The 1000 Islands Parkway winds along the St. Lawrence River, where you can kayak, canoe, scuba dive or take a boat tour (www.visit1000islands.com/communities/1000-islands-parkway-on).
Driving routes through the Ottawa Valley focus on everything from logging history to Group of Seven artist A.Y. Jackson (www.ottawavalley.travel).
The Apple Pie Trail winds through scenic landscapes in the Blue Mountains region (www.applepietrail.com).
The Loyalist Parkway between Trenton and Kingston traces Ontario’s late 18th century history (www.pec.on.ca/lpa).
There’s a scenic route in Southwestern Ontario for a range of interests, from birding to beaches (www.ontariossouthwest.com).
The area around Stratford is home to culinary trails devoted to chocolate, pumpkins, and bacon and ale (www.visitstratford.ca/culinary-adventures).
Enjoy rugged, dramatic vistas and superb camping along Lake Superior’s north shore (www.superiorcountry.ca).
Amusements abound at Wild Waterworks (www.wild-waterworks.com), Playdium (www.playdium.com) and Canada’s Wonderland (www.canadaswonderland.com). Santa’s Village appeals to both toddlers and teens (www.santasvillage.ca). Little ones might also enjoy Storybook Gardens (www.storybook.london.ca). Plane buffs should see the Canada Aviation and Space Museum (www.ingeniumcanada.org/aviation/index.php). Gamers flock to The Rec Room, a large arcade and entertainment complex near Toronto’s Rogers Centre (www.therecroom.com) and to Ctrl V, a virtual-reality arcade chain with multiple locations in Southern Ontario, including a flagship arcade in Waterloo (www.ctrlv.ca). Budding mechanics can tour a Toyota Motor Manufacturing Canada plant in Cambridge (www.tmmc.ca/en/plants/plant-tours). Finally, sites for animal lovers include the Cambridge Butterfly Conservatory (www.cambridgebutterfly.com) and African Lion Safari (www.lionsafari.com). For more inspiration: www.ontariotravel.net.
PUKASKWA NATIONAL PARK
Explore 1,878 sq. km (725 sq. mi.) of northern forests and rugged Canadian Shield landscapes on the shores of Lake Superior, the world’s largest freshwater lake by surface area.
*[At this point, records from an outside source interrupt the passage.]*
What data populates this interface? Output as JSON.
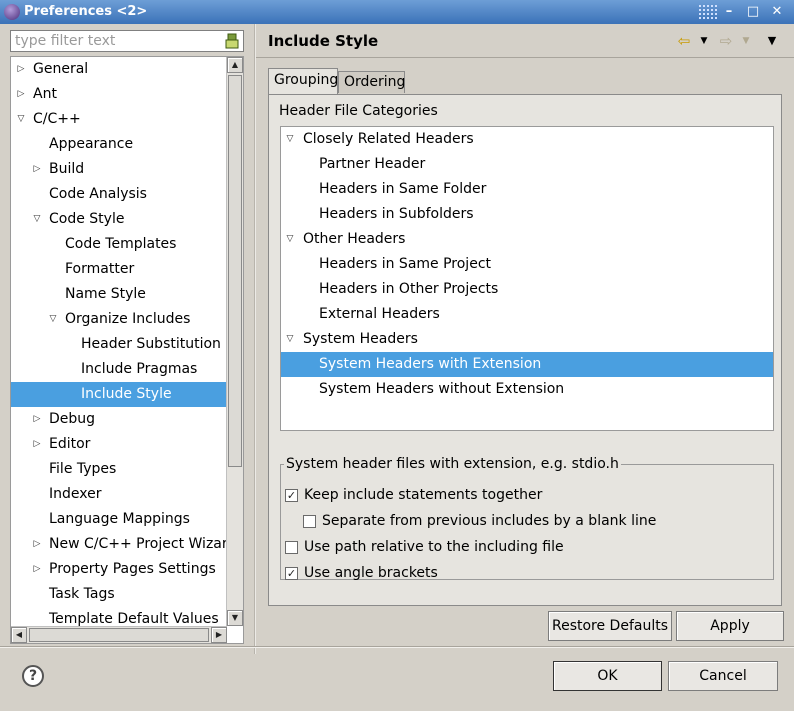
{
  "window": {
    "title": "Preferences  <2>",
    "controls": {
      "minimize": "–",
      "maximize": "□",
      "close": "✕"
    }
  },
  "filter": {
    "placeholder": "type filter text",
    "value": ""
  },
  "tree": {
    "items": [
      {
        "label": "General",
        "depth": 0,
        "expander": "collapsed"
      },
      {
        "label": "Ant",
        "depth": 0,
        "expander": "collapsed"
      },
      {
        "label": "C/C++",
        "depth": 0,
        "expander": "expanded"
      },
      {
        "label": "Appearance",
        "depth": 1,
        "expander": "none"
      },
      {
        "label": "Build",
        "depth": 1,
        "expander": "collapsed"
      },
      {
        "label": "Code Analysis",
        "depth": 1,
        "expander": "none"
      },
      {
        "label": "Code Style",
        "depth": 1,
        "expander": "expanded"
      },
      {
        "label": "Code Templates",
        "depth": 2,
        "expander": "none"
      },
      {
        "label": "Formatter",
        "depth": 2,
        "expander": "none"
      },
      {
        "label": "Name Style",
        "depth": 2,
        "expander": "none"
      },
      {
        "label": "Organize Includes",
        "depth": 2,
        "expander": "expanded"
      },
      {
        "label": "Header Substitution",
        "depth": 3,
        "expander": "none"
      },
      {
        "label": "Include Pragmas",
        "depth": 3,
        "expander": "none"
      },
      {
        "label": "Include Style",
        "depth": 3,
        "expander": "none",
        "selected": true
      },
      {
        "label": "Debug",
        "depth": 1,
        "expander": "collapsed"
      },
      {
        "label": "Editor",
        "depth": 1,
        "expander": "collapsed"
      },
      {
        "label": "File Types",
        "depth": 1,
        "expander": "none"
      },
      {
        "label": "Indexer",
        "depth": 1,
        "expander": "none"
      },
      {
        "label": "Language Mappings",
        "depth": 1,
        "expander": "none"
      },
      {
        "label": "New C/C++ Project Wizard",
        "depth": 1,
        "expander": "collapsed"
      },
      {
        "label": "Property Pages Settings",
        "depth": 1,
        "expander": "collapsed"
      },
      {
        "label": "Task Tags",
        "depth": 1,
        "expander": "none"
      },
      {
        "label": "Template Default Values",
        "depth": 1,
        "expander": "none"
      }
    ]
  },
  "page": {
    "title": "Include Style",
    "tabs": [
      {
        "label": "Grouping",
        "active": true
      },
      {
        "label": "Ordering",
        "active": false
      }
    ],
    "categories_label": "Header File Categories",
    "categories": [
      {
        "label": "Closely Related Headers",
        "depth": 0,
        "expander": "expanded"
      },
      {
        "label": "Partner Header",
        "depth": 1
      },
      {
        "label": "Headers in Same Folder",
        "depth": 1
      },
      {
        "label": "Headers in Subfolders",
        "depth": 1
      },
      {
        "label": "Other Headers",
        "depth": 0,
        "expander": "expanded"
      },
      {
        "label": "Headers in Same Project",
        "depth": 1
      },
      {
        "label": "Headers in Other Projects",
        "depth": 1
      },
      {
        "label": "External Headers",
        "depth": 1
      },
      {
        "label": "System Headers",
        "depth": 0,
        "expander": "expanded"
      },
      {
        "label": "System Headers with Extension",
        "depth": 1,
        "selected": true
      },
      {
        "label": "System Headers without Extension",
        "depth": 1
      }
    ],
    "group": {
      "legend": "System header files with extension, e.g. stdio.h",
      "options": [
        {
          "label": "Keep include statements together",
          "checked": true,
          "indent": 0
        },
        {
          "label": "Separate from previous includes by a blank line",
          "checked": false,
          "indent": 1
        },
        {
          "label": "Use path relative to the including file",
          "checked": false,
          "indent": 0
        },
        {
          "label": "Use angle brackets",
          "checked": true,
          "indent": 0
        }
      ]
    }
  },
  "buttons": {
    "restore_defaults": "Restore Defaults",
    "apply": "Apply",
    "ok": "OK",
    "cancel": "Cancel",
    "help": "?"
  }
}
The province’s only wilderness national park, Pukaskwa offers visitors superb outdoor experiences and opportunities to connect with the rich history of local Indigenous Peoples through cultural programs. On summer nights, sunsets bathe driftwood-dotted beaches and towering cliffs in shades of crimson and gold. Set up your tent in a campground or truly escape the world at a backcountry campsite (www.parkscanada.gc.ca/pukaskwa).
National Parks and Historic Sites: